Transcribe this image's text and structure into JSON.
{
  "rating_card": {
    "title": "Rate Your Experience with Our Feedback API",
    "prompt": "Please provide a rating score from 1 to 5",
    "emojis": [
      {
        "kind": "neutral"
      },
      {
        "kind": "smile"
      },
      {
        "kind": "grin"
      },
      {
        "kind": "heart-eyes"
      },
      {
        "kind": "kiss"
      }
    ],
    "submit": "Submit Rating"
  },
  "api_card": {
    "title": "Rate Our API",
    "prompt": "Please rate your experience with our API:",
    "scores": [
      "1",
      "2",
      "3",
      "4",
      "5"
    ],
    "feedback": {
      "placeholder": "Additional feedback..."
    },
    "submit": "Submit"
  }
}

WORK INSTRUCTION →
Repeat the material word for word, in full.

TASK SOLUTION →
Transcribe this image's text and structure into JSON.
{
  "rating_card": {
    "title": "Rate Your Experience with Our Feedback API",
    "prompt": "Please provide a rating score from 1 to 5",
    "emojis": [
      {
        "kind": "neutral"
      },
      {
        "kind": "smile"
      },
      {
        "kind": "grin"
      },
      {
        "kind": "heart-eyes"
      },
      {
        "kind": "kiss"
      }
    ],
    "submit": "Submit Rating"
  },
  "api_card": {
    "title": "Rate Our API",
    "prompt": "Please rate your experience with our API:",
    "scores": [
      "1",
      "2",
      "3",
      "4",
      "5"
    ],
    "feedback": {
      "placeholder": "Additional feedback..."
    },
    "submit": "Submit"
  }
}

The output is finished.